── DATA SUPPLIED

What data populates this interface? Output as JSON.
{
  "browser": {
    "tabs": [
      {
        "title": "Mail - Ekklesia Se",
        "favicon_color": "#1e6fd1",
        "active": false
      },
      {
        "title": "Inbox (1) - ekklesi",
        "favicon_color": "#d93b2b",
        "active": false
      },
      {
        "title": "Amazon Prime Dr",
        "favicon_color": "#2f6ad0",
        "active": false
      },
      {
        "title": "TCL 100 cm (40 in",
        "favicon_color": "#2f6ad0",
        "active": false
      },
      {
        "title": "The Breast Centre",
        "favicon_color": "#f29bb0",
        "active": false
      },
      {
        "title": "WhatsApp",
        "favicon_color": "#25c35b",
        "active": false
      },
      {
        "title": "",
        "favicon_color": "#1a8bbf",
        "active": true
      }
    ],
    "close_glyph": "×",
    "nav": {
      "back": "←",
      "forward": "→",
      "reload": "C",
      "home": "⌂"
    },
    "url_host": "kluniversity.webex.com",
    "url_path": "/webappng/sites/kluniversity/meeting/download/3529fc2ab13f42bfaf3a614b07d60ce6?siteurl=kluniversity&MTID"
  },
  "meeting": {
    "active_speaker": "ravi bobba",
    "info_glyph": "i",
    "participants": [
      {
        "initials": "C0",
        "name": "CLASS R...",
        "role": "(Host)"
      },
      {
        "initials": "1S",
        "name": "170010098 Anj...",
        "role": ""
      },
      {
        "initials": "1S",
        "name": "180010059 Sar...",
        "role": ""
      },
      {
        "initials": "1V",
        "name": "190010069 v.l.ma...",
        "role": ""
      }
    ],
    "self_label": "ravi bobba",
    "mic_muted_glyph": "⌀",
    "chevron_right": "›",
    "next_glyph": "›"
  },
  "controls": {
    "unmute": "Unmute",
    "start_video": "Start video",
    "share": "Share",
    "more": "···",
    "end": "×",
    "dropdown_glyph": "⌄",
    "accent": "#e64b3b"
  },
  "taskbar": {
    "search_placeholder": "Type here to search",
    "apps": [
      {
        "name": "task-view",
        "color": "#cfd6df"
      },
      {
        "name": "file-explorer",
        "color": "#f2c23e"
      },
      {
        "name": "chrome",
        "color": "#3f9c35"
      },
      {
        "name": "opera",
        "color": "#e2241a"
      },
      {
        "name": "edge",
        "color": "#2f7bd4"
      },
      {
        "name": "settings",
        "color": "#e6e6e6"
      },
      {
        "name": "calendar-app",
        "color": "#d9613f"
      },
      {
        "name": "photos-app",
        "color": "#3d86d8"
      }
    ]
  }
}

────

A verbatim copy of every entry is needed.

» **SOLUTION**:
What data populates this interface? Output as JSON.
{
  "browser": {
    "tabs": [
      {
        "title": "Mail - Ekklesia Se",
        "favicon_color": "#1e6fd1",
        "active": false
      },
      {
        "title": "Inbox (1) - ekklesi",
        "favicon_color": "#d93b2b",
        "active": false
      },
      {
        "title": "Amazon Prime Dr",
        "favicon_color": "#2f6ad0",
        "active": false
      },
      {
        "title": "TCL 100 cm (40 in",
        "favicon_color": "#2f6ad0",
        "active": false
      },
      {
        "title": "The Breast Centre",
        "favicon_color": "#f29bb0",
        "active": false
      },
      {
        "title": "WhatsApp",
        "favicon_color": "#25c35b",
        "active": false
      },
      {
        "title": "",
        "favicon_color": "#1a8bbf",
        "active": true
      }
    ],
    "close_glyph": "×",
    "nav": {
      "back": "←",
      "forward": "→",
      "reload": "C",
      "home": "⌂"
    },
    "url_host": "kluniversity.webex.com",
    "url_path": "/webappng/sites/kluniversity/meeting/download/3529fc2ab13f42bfaf3a614b07d60ce6?siteurl=kluniversity&MTID"
  },
  "meeting": {
    "active_speaker": "ravi bobba",
    "info_glyph": "i",
    "participants": [
      {
        "initials": "C0",
        "name": "CLASS R...",
        "role": "(Host)"
      },
      {
        "initials": "1S",
        "name": "170010098 Anj...",
        "role": ""
      },
      {
        "initials": "1S",
        "name": "180010059 Sar...",
        "role": ""
      },
      {
        "initials": "1V",
        "name": "190010069 v.l.ma...",
        "role": ""
      }
    ],
    "self_label": "ravi bobba",
    "mic_muted_glyph": "⌀",
    "chevron_right": "›",
    "next_glyph": "›"
  },
  "controls": {
    "unmute": "Unmute",
    "start_video": "Start video",
    "share": "Share",
    "more": "···",
    "end": "×",
    "dropdown_glyph": "⌄",
    "accent": "#e64b3b"
  },
  "taskbar": {
    "search_placeholder": "Type here to search",
    "apps": [
      {
        "name": "task-view",
        "color": "#cfd6df"
      },
      {
        "name": "file-explorer",
        "color": "#f2c23e"
      },
      {
        "name": "chrome",
        "color": "#3f9c35"
      },
      {
        "name": "opera",
        "color": "#e2241a"
      },
      {
        "name": "edge",
        "color": "#2f7bd4"
      },
      {
        "name": "settings",
        "color": "#e6e6e6"
      },
      {
        "name": "calendar-app",
        "color": "#d9613f"
      },
      {
        "name": "photos-app",
        "color": "#3d86d8"
      }
    ]
  }
}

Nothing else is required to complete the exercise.